---------- MATERIAL FOR THIS EXERCISE
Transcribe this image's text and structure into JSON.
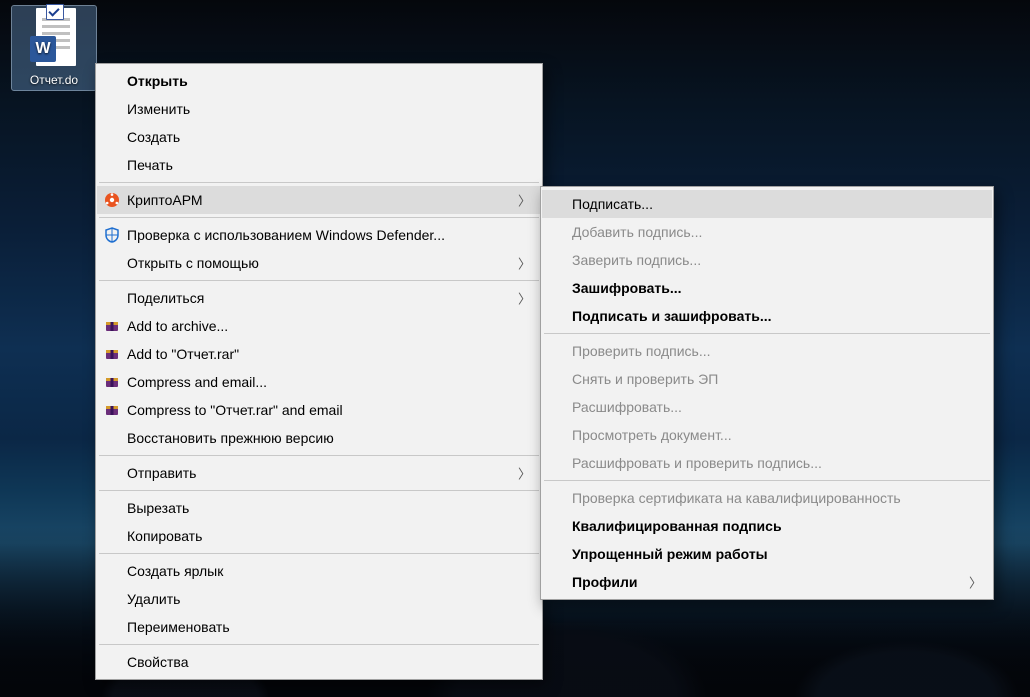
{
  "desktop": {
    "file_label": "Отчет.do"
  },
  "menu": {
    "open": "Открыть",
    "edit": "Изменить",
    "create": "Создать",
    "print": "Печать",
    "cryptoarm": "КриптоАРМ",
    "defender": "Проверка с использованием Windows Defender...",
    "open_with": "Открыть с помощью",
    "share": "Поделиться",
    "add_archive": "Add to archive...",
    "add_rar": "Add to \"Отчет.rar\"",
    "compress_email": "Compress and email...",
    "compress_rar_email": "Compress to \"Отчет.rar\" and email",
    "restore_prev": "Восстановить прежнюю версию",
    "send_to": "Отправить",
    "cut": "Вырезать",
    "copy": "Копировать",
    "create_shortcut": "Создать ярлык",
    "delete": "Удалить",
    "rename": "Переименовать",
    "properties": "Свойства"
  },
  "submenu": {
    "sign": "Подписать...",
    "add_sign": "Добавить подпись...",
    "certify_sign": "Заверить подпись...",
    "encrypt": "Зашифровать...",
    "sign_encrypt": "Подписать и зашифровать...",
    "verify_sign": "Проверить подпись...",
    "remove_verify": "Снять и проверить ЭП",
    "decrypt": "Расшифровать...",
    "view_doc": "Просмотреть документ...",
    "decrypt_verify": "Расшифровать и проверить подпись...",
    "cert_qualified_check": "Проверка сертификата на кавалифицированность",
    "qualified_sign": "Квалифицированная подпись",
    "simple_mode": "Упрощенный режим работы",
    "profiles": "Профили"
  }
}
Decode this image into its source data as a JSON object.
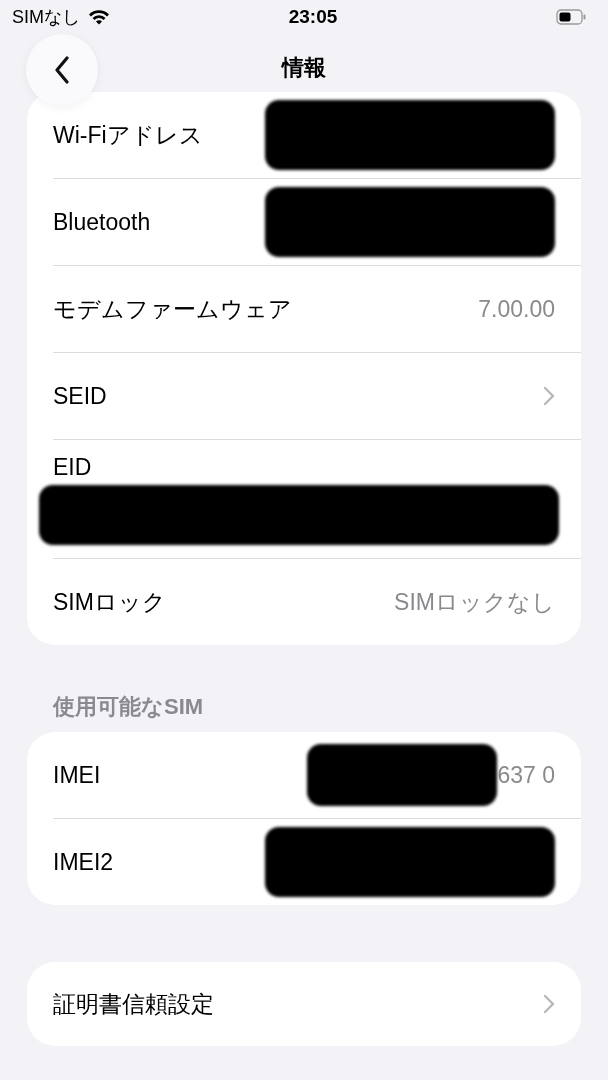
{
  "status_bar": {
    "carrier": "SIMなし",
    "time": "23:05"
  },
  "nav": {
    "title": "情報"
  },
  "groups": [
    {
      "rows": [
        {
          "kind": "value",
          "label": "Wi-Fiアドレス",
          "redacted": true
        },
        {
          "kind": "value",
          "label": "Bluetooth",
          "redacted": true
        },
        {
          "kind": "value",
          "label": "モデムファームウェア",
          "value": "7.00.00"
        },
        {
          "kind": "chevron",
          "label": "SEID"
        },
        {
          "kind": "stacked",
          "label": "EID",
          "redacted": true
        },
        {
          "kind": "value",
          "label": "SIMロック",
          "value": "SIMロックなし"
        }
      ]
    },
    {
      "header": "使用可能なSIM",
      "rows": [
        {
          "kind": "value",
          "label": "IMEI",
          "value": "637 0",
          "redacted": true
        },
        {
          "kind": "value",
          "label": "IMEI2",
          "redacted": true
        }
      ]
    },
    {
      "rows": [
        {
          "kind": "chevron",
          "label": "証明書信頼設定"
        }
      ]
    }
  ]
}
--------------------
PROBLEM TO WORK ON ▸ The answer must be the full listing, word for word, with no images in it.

THE COMPLETED TASK ▸
Transcribe this image's text and structure into JSON.
{
  "desktop": {
    "file_label": "Отчет.do"
  },
  "menu": {
    "open": "Открыть",
    "edit": "Изменить",
    "create": "Создать",
    "print": "Печать",
    "cryptoarm": "КриптоАРМ",
    "defender": "Проверка с использованием Windows Defender...",
    "open_with": "Открыть с помощью",
    "share": "Поделиться",
    "add_archive": "Add to archive...",
    "add_rar": "Add to \"Отчет.rar\"",
    "compress_email": "Compress and email...",
    "compress_rar_email": "Compress to \"Отчет.rar\" and email",
    "restore_prev": "Восстановить прежнюю версию",
    "send_to": "Отправить",
    "cut": "Вырезать",
    "copy": "Копировать",
    "create_shortcut": "Создать ярлык",
    "delete": "Удалить",
    "rename": "Переименовать",
    "properties": "Свойства"
  },
  "submenu": {
    "sign": "Подписать...",
    "add_sign": "Добавить подпись...",
    "certify_sign": "Заверить подпись...",
    "encrypt": "Зашифровать...",
    "sign_encrypt": "Подписать и зашифровать...",
    "verify_sign": "Проверить подпись...",
    "remove_verify": "Снять и проверить ЭП",
    "decrypt": "Расшифровать...",
    "view_doc": "Просмотреть документ...",
    "decrypt_verify": "Расшифровать и проверить подпись...",
    "cert_qualified_check": "Проверка сертификата на кавалифицированность",
    "qualified_sign": "Квалифицированная подпись",
    "simple_mode": "Упрощенный режим работы",
    "profiles": "Профили"
  }
}
Decode this image into its source data as a JSON object.
{
  "status_bar": {
    "carrier": "SIMなし",
    "time": "23:05"
  },
  "nav": {
    "title": "情報"
  },
  "groups": [
    {
      "rows": [
        {
          "kind": "value",
          "label": "Wi-Fiアドレス",
          "redacted": true
        },
        {
          "kind": "value",
          "label": "Bluetooth",
          "redacted": true
        },
        {
          "kind": "value",
          "label": "モデムファームウェア",
          "value": "7.00.00"
        },
        {
          "kind": "chevron",
          "label": "SEID"
        },
        {
          "kind": "stacked",
          "label": "EID",
          "redacted": true
        },
        {
          "kind": "value",
          "label": "SIMロック",
          "value": "SIMロックなし"
        }
      ]
    },
    {
      "header": "使用可能なSIM",
      "rows": [
        {
          "kind": "value",
          "label": "IMEI",
          "value": "637 0",
          "redacted": true
        },
        {
          "kind": "value",
          "label": "IMEI2",
          "redacted": true
        }
      ]
    },
    {
      "rows": [
        {
          "kind": "chevron",
          "label": "証明書信頼設定"
        }
      ]
    }
  ]
}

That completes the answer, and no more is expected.